The largest air districts in California have passed rules that require NOx compliance as low as 5 ppm by the year 2015. Few burner manufacturers have been successful with developing new ultra low NOx (ULN) burner technology that easily and safely performs at 9 - 7 ppm NOx. Many users that have tried ULN burners suffer the consequences of high FGR or excess air rates that compromise not only efficiency, but also the operational limits of boiler equipment, resulting in limited turndown capabilities, flame pulsations and unstable operation.
Today, selective catalytic reduction (SCR) technology has taken over as the best available control technology for complying with ultra low NOx emission requirements. Nationwide Boiler, having invested in SCR technology for our rental fleet over the last ten years, has both the experience as an user and a supplier of the CataStak™ SCR system. Our SCR systems have met or exceeded emission requirements for over one hundred boilers, steam generators and gas turbines installations.
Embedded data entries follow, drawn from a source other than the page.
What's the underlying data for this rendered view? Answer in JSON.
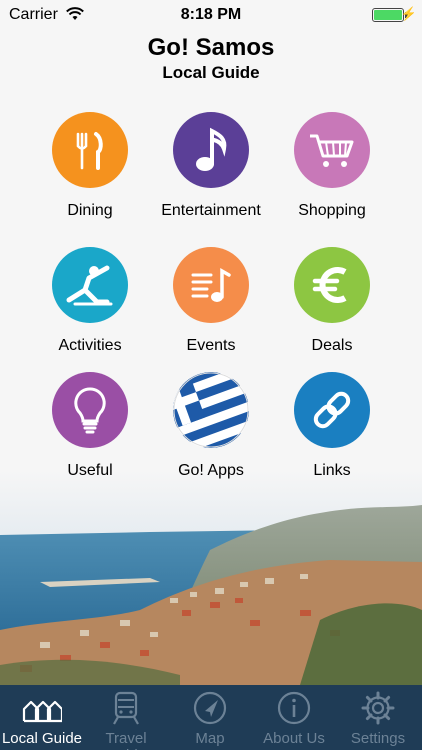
{
  "status": {
    "carrier": "Carrier",
    "time": "8:18 PM"
  },
  "header": {
    "title": "Go! Samos",
    "subtitle": "Local Guide"
  },
  "tiles": [
    {
      "label": "Dining",
      "icon": "fork-knife-icon",
      "color": "#f5921e"
    },
    {
      "label": "Entertainment",
      "icon": "music-note-icon",
      "color": "#5b3f97"
    },
    {
      "label": "Shopping",
      "icon": "shopping-cart-icon",
      "color": "#c878b8"
    },
    {
      "label": "Activities",
      "icon": "stretching-person-icon",
      "color": "#1aa7c9"
    },
    {
      "label": "Events",
      "icon": "event-list-icon",
      "color": "#f58d4a"
    },
    {
      "label": "Deals",
      "icon": "euro-icon",
      "color": "#8dc642"
    },
    {
      "label": "Useful",
      "icon": "lightbulb-icon",
      "color": "#9a4fa5"
    },
    {
      "label": "Go! Apps",
      "icon": "greek-flag-icon",
      "color": "#1e5aa8"
    },
    {
      "label": "Links",
      "icon": "link-icon",
      "color": "#1a7fc1"
    }
  ],
  "tabs": [
    {
      "label": "Local Guide",
      "icon": "houses-icon",
      "active": true
    },
    {
      "label": "Travel Guide",
      "icon": "train-icon",
      "active": false
    },
    {
      "label": "Map",
      "icon": "compass-arrow-icon",
      "active": false
    },
    {
      "label": "About Us",
      "icon": "info-icon",
      "active": false
    },
    {
      "label": "Settings",
      "icon": "gear-icon",
      "active": false
    }
  ]
}
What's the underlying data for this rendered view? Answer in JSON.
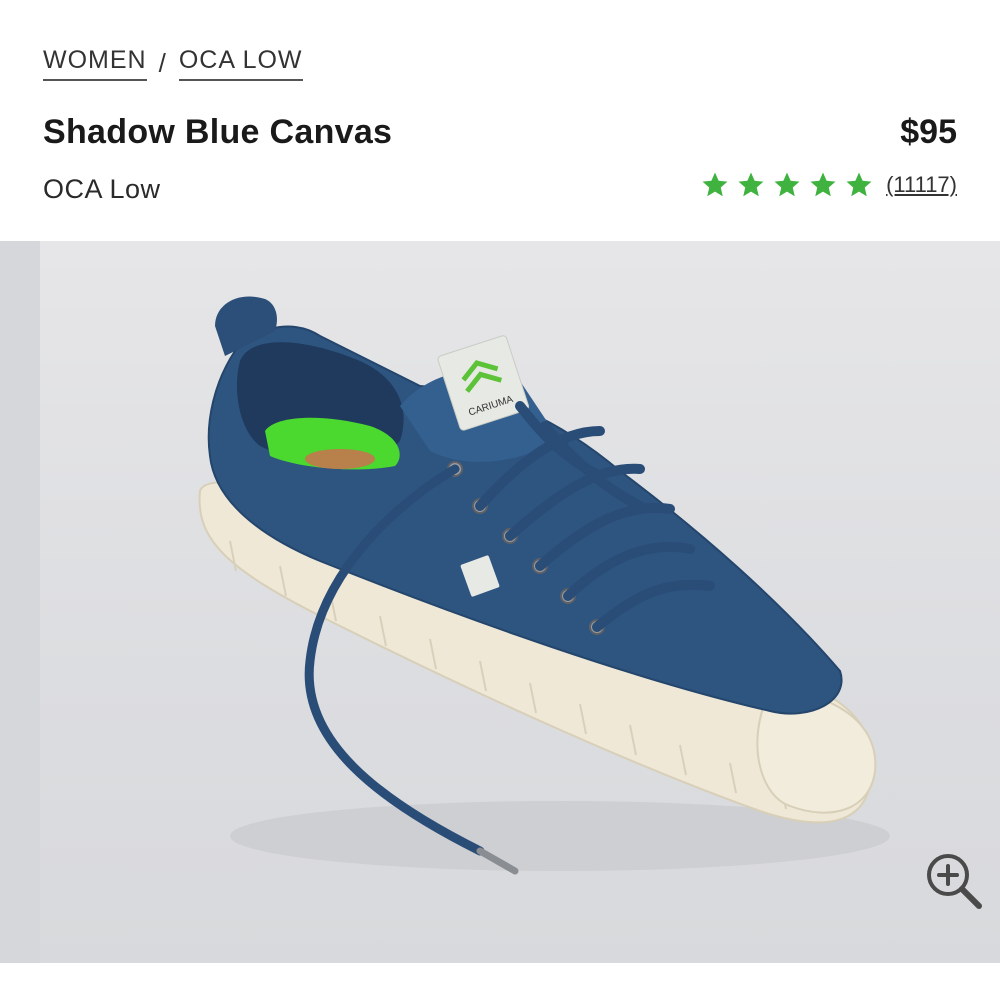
{
  "breadcrumb": {
    "items": [
      {
        "label": "WOMEN"
      },
      {
        "label": "OCA LOW"
      }
    ],
    "separator": "/"
  },
  "product": {
    "title": "Shadow Blue Canvas",
    "subtitle": "OCA Low",
    "price": "$95",
    "rating": {
      "stars": 5,
      "star_color": "#3fb23f",
      "review_count": "(11117)"
    }
  },
  "image": {
    "alt": "Shadow Blue Canvas OCA Low sneaker",
    "brand_tag": "CARIUMA",
    "canvas_color": "#2e5480",
    "sole_color": "#efe8d6",
    "insole_color": "#4bd82f"
  },
  "icons": {
    "zoom": "zoom-in-icon",
    "star": "star-icon"
  }
}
The Nationwide Boiler CataStak™ SCR system is proven to decrease emissions, increase energy efficiency, reduce fan horsepower and provide greenhouse gas / carbon reductions. Typical users can save significant energy costs by reducing flue gas recirculation which substantially reduces fan horsepower (HP) and when compared with a typical 9 ppm burner, fan HP can be reduced by as much as half.
If you are concerned or have questions about how your facility is planning to comply with local air quality regulations, send am email to firstname.lastname@example.org and together we can come up with a solution that can perform as low as 2.5 ppm NOx and pass any current air regulation with the lowest carbon footprint.
California, if considered a country, is among the top 20 emitters of CO2 worldwide. Current legislation addressing GHG include California Assembly Bill 32 (AB32), aimed at reducing existing GHG emissions to 1990 levels by 2020, and the California Environmental Quality Act’s (CEQA) Climate Change Action Plan that incorporates Best Performance Standards (BPS) measures into the review process to assist new boiler permit applicants (natural gas-fired units). The policy relies on the use of BPS to assess GHG emissions on global climate change and standards are incorporated in the overall design and operation of the equipment, providing the most efficient performance measures with major reductions in GHG emissions.
Current BPS examples that provide maximum efficiency benefits include:
- ? 20ºF Approach Temperature on the Economizer
- ? 15% Excess Air with O2 Trim
- ? 10% FGR
- VFD on Fan
- Heat Recovery on Blowdown if over 8%
Nationwide Boiler recently provided a BPS boiler solution to a CA pulp and paper customer governed by the San Joaquin Valley Air Pollution Control District (SVAPCD). BPS equipment included a 75,000 pph boiler, CataStak™ SCR system, EconoStak economizer and auxiliary equipment. The system incorporates the latest boiler upgrades and once in operation, will perform well below current NOX standards.
This system is one of many BPS solutions supplied by Nationwide Boiler, and BPS boilers in operation include several prominent food processors located throughout CA. Each company is committed to operate their boiler systems with the most technologically advanced equipment in the industry, doing their part in helping the environment and lowering overall GHG emissions, while running operations as efficiently as possible.
Nationwide Boiler BPS Boiler System Delivered
For additional information regarding BPS requirements, specific to the San Joaquin Valley, visit: http://www.valleyair.org/Programs/CCAP/bps/BPS_idx.htm#Boilers